Elizabeth “Bessie” Coleman was the first female pilot of African-American descent and the first African-American to have an international pilot’s license. She was born on January 26, 1892, in Atlanta, Texas, to parents George and Susan Coleman.
Bessie Coleman once worked as a laundress to save money so she could go to Langston University in Oklahoma but left school after a year when she ran out of money. She again worked as a laundress in 1915 when she moved to Chicago, Illinois, to live with her older brother. After a few months, she landed a job as a manicurist; and in 1920, she was resolved to being a pilot.
Due to racial discrimination during the 1920s, Bessie Coleman was denied entrance in U.S. flight schools. She enrolled herself to learn the French language and moved to France to learn to fly through her sponsor, Robert Abbott (1868-1940), publisher of the nation’s largest African-American weekly, the Chicago Defender. After only seven months, she earned her license in France’s prestigious flight school, Caudron Brothers’ School of Aviation.
Bessie Coleman would have wanted to open a flight school for African-Americans upon coming back to the United States, but she did stunt flying, parachuting, barnstorming, and aerial tricks. She had her first public flight by an African-American woman in 1922.
She earned her nickname, “Brave Bessie,” from her daredevil stunts that left the audience in awe.
On April 30, 1926, Bessie Coleman died during a show’s test flight for the Negro Welfare League in Jacksonville, Florida, when the plane did not nosedive but did a somersault. The result was that Coleman was accidentally dropped from the plane.
William D. Wills piloted the plane when Bessie Coleman died. Bessie was in the other cockpit trying to survey the area where she was to fly and jump in a parachute on a show scheduled May 1, 1926. She had not put her seatbelt on as she was trying to lean over the plane to pick the best sites. When the plane accidentally flipped over, she was thrown out from an altitude of 1,000 feet. Wills and the plane crashed soon after. Both were killed in the accident.
An estimated 10,000 mourners paid their respects at Bessie Coleman’s funeral, and it was attended by several prominent African-Americans. Her funeral was presided over by equal rights advocate, Ida B. Wells. However, the African-American media believed that Coleman’s accomplishments had never been truly recognized in her lifetime.
After the funeral service in Jacksonville, Coleman’s body was returned to Chicago, which she considered her home, and was buried in Lincoln Cemetery.

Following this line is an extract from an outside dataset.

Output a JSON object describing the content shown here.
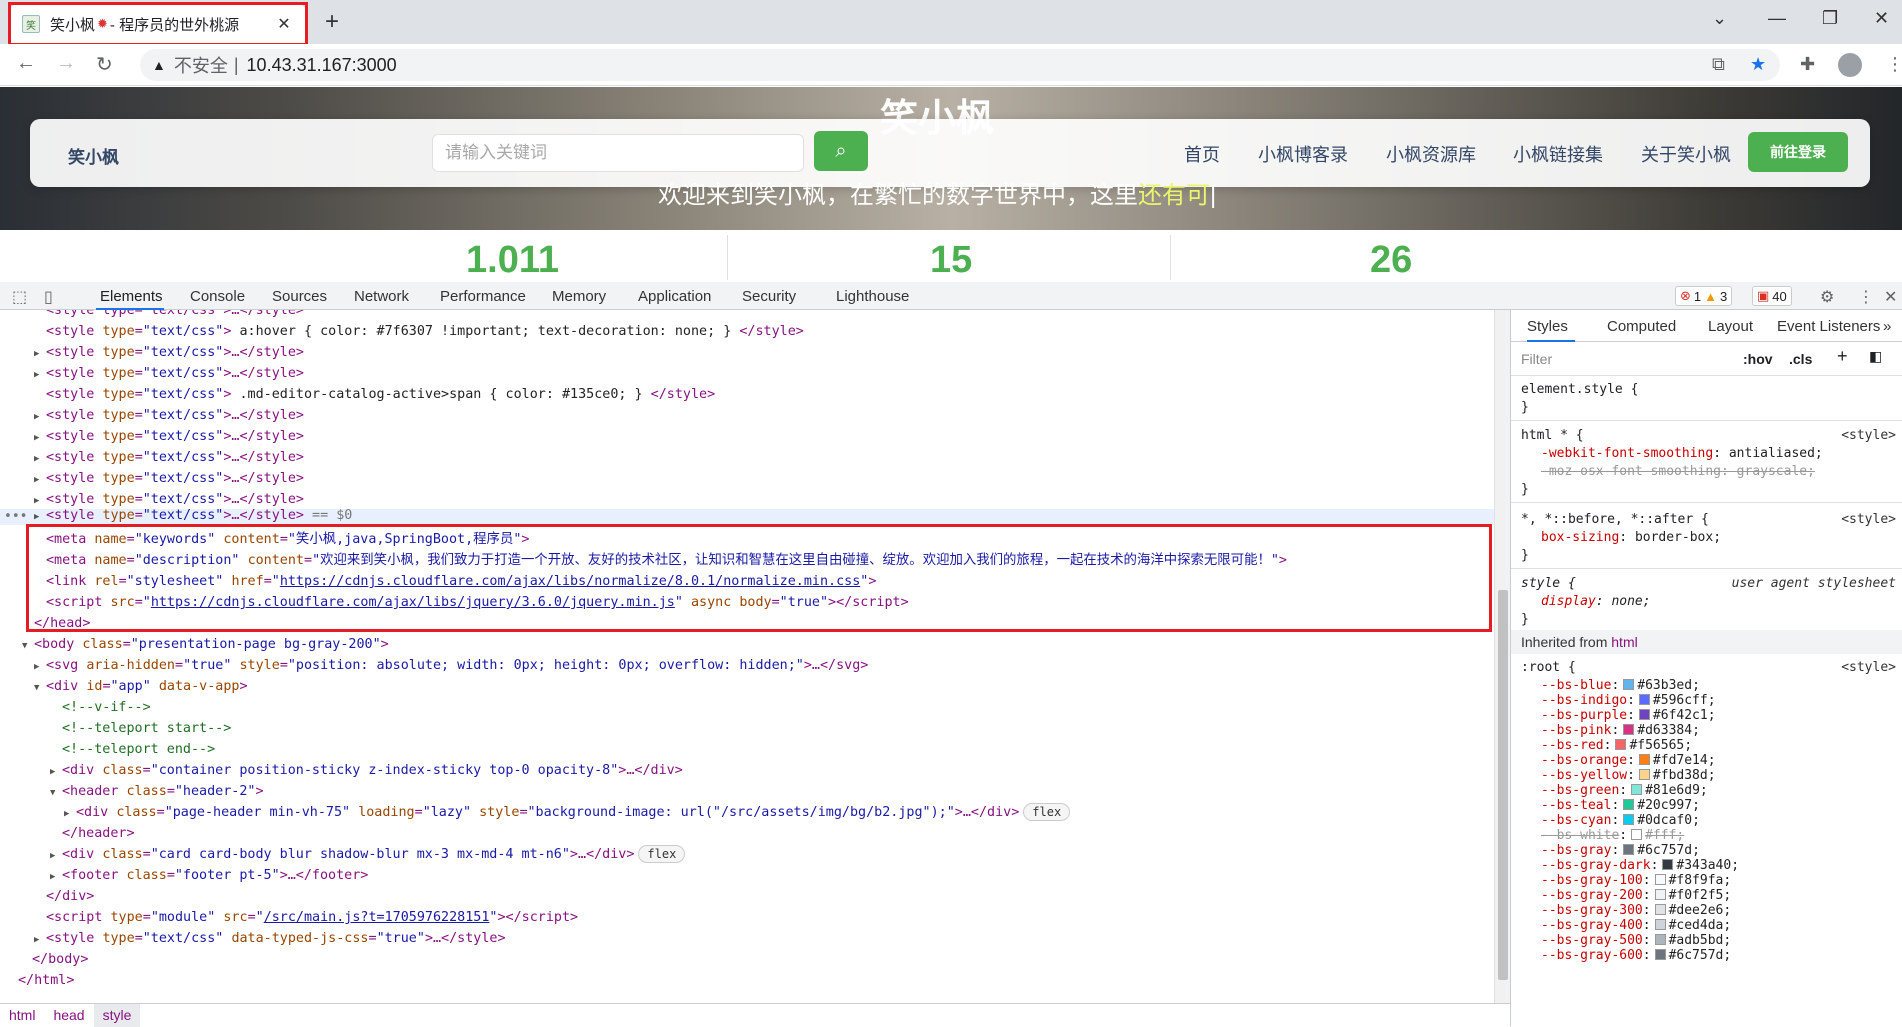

Even after her death, Bessie Coleman remained an inspiration to many. Though she never realized her dream to open an aviation school for her fellow African-Americans, after her death, the Bessie Coleman Aero groups were organized. On May 1, 1931, the first all-African-American air show was organized, and 15,000 came to watch the show.
Several honors were given to Bessie Coleman in the many years after she died. In 1977, female African-Americans organized the Bessie Coleman Aviator Club. In 1990, a street in Chicago was renamed to bear her name. Chicago declared May 2, 1992, asBessie Coleman Day; and in 1995, the U.S. Post Office issued a commemorative stamp in her honor.
Bessie Coleman was the twelfth of thirteen children and grew up in Waxahachie. In 1901, Bessie’s father left them and returned to the “Indian Territory.” In early 1917, Bessie married Claud Glenn; but she never publicly acknowledged the marriage, and both soon separated.